How the Rescued Film Project Preserves America’s Lost and Forgotten Photos
Boise, Idaho-based photographer Levi Bettwieser is on a search and rescue mission to save America’s forgotten, undeveloped photos. As the creator of the Rescued Film Project, Bettwieser spends his days perusing online auctions and rifling through bins at flea markets to find abandoned rolls of film. His mission is simple: To leave no roll of film undeveloped.
The photos Bettweiser develops and uploads on the Rescued Film Project website run the gamut of subjects, locations, and eras. Spanning the 1930s through the 1990s, most of the photos depict the day-to-day life of Americans. There are children’s birthday parties and holiday celebrations, family vacations and high school graduations. But while most of the photos provide insights into daily life in the 20th century, others portray important moments in history. Last year, Bettweiser developed 31 rolls of film shot by an unidentified American soldier during World War II, adding battlefields and army uniforms to the Rescued Film Project’s online archive.
“Once I processed my first batch of film and saw how many images I got, it made me realize that there must be thousands of rolls of film out there that are lost or forgotten that contain images in need of rescuing,” Bettweiser tells mental_floss. “While so many of the images we rescue might be classified as ‘ordinary,’ we realize that they all were moments in time that was special for someone.”

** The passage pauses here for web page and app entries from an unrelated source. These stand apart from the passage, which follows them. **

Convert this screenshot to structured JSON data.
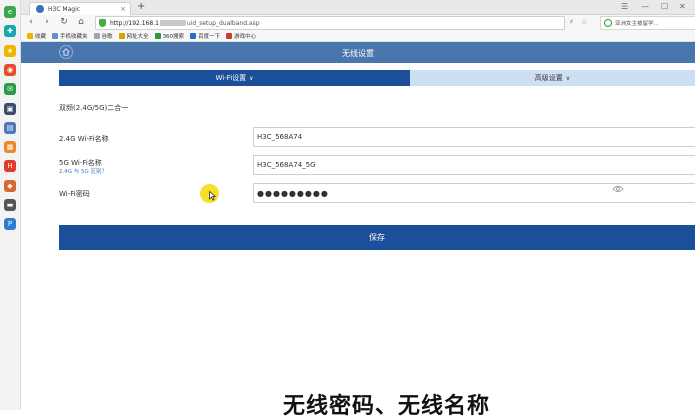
{
  "browser": {
    "tab_title": "H3C Magic",
    "tab_close": "×",
    "new_tab": "+",
    "url_prefix": "http://192.168.1",
    "url_suffix": "uid_setup_dualband.asp",
    "search_text": "亚洲女主被留学..."
  },
  "bookmarks": [
    {
      "label": "收藏",
      "color": "#f5b400"
    },
    {
      "label": "手机收藏夹",
      "color": "#6a8fd0"
    },
    {
      "label": "谷歌",
      "color": "#9aa5b5"
    },
    {
      "label": "网址大全",
      "color": "#e0a000"
    },
    {
      "label": "360搜索",
      "color": "#2b9b3b"
    },
    {
      "label": "百度一下",
      "color": "#2b6ad0"
    },
    {
      "label": "游戏中心",
      "color": "#d43a2a"
    }
  ],
  "sidebar_icons": [
    {
      "name": "ie-icon",
      "glyph": "e",
      "color": "#3aa84a"
    },
    {
      "name": "app-icon-teal",
      "glyph": "✚",
      "color": "#1aa6b0"
    },
    {
      "name": "star-icon",
      "glyph": "★",
      "color": "#f1b500"
    },
    {
      "name": "weibo-icon",
      "glyph": "◉",
      "color": "#e54d2e"
    },
    {
      "name": "mail-icon",
      "glyph": "✉",
      "color": "#2c9b46"
    },
    {
      "name": "app-icon-dark",
      "glyph": "▣",
      "color": "#3b4b6b"
    },
    {
      "name": "doc-icon",
      "glyph": "▤",
      "color": "#4e78b8"
    },
    {
      "name": "gift-icon",
      "glyph": "▦",
      "color": "#e88a2a"
    },
    {
      "name": "hot-icon",
      "glyph": "H",
      "color": "#e03a2a"
    },
    {
      "name": "game-icon",
      "glyph": "◆",
      "color": "#d9662a"
    },
    {
      "name": "monitor-icon",
      "glyph": "▬",
      "color": "#555555"
    },
    {
      "name": "p-icon",
      "glyph": "P",
      "color": "#2d7dd2"
    }
  ],
  "page": {
    "header_title": "无线设置",
    "tabs": [
      {
        "label": "Wi-Fi设置",
        "active": true
      },
      {
        "label": "高级设置",
        "active": false
      }
    ],
    "dualband_label": "双频(2.4G/5G)二合一",
    "fields": {
      "ssid_24g": {
        "label": "2.4G Wi-Fi名称",
        "value": "H3C_568A74"
      },
      "ssid_5g": {
        "label": "5G Wi-Fi名称",
        "sub": "2.4G 与 5G 区别？",
        "value": "H3C_568A74_5G"
      },
      "password": {
        "label": "Wi-Fi密码",
        "value": "●●●●●●●●●"
      }
    },
    "save_label": "保存"
  },
  "caption": "无线密码、无线名称",
  "colors": {
    "header_band": "#4a76ae",
    "primary": "#1b4f9a",
    "tab_inactive": "#cfdff3",
    "cursor_highlight": "#f4e026"
  }
}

For the last few years, Bettweiser has been running the Rescued Film Project on his own, feeding his personal time and money into developing lost photos. But now, he’s reaching out to the internet for help with his largest photo project to date. Bettweiser recently acquired 1200 rolls of film from the 1950s, shot by a steel worker named Paul. The film, which has never been developed, was packaged meticulously in 66 bundles, each containing eight to 36 rolls of film. Though the photographer never developed—and therefore never saw—his own photos, he carefully wrapped each roll of film in aluminum foil and athletic tape, labeled it, and packaged it in a cigar box. Bettweiser says the film rolls were so tightly packaged, it took a team of eight volunteers six hours just to open 22 of the 66 bundles.

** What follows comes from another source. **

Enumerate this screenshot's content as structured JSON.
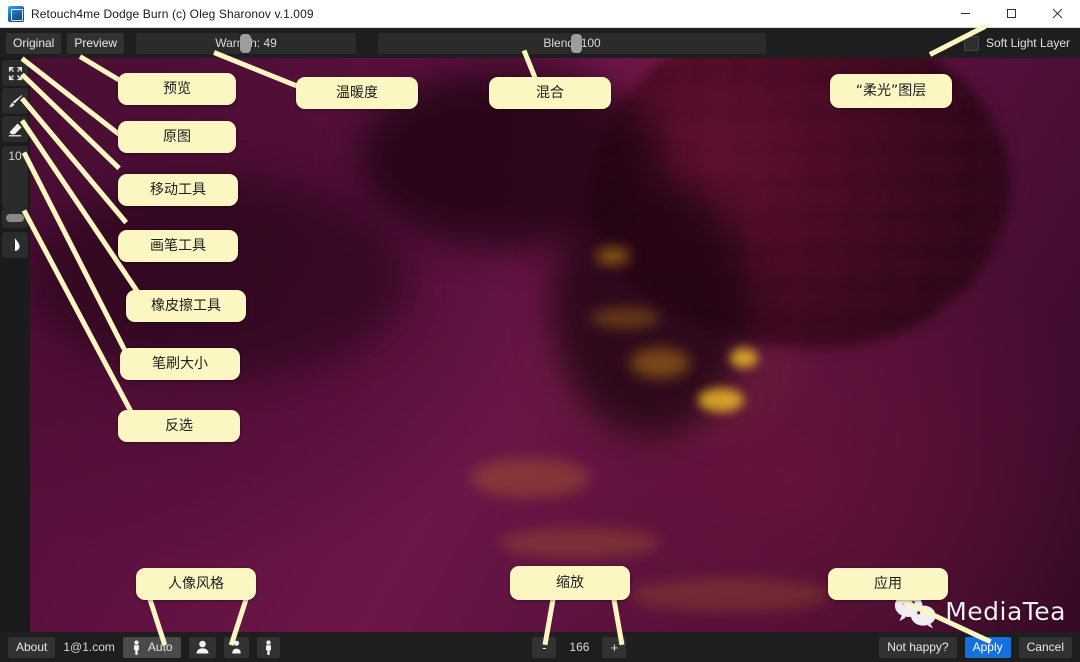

Because 1200 rolls of film is significantly more than Bettweiser can process on his own, and because the old film is rapidly deteriorating, Bettweiser is raising money for this project on Indiegogo. He’s teamed up with Blue Moon Camera in Portland, Oregon, who have agreed to develop the film at a discount, and is looking for donations to help pay for shipping and film processing costs. “With this batch we feel it's important to process it as soon as possible so we are asking for help,” Bettweiser explains. “I have a feeling that, because of the way it was packaged, the photographer meant for these images to be revealed much later in the future. So I really feel like by processing the film and rescuing the images, we are somehow fulfilling his hopes and justifying all the work he put into packaging and cataloging the film.”
Check out Bettweiser’s fundraising video, and a few choice photos from the Rescued Film Project, below.
All images courtesy of Rescued Film Project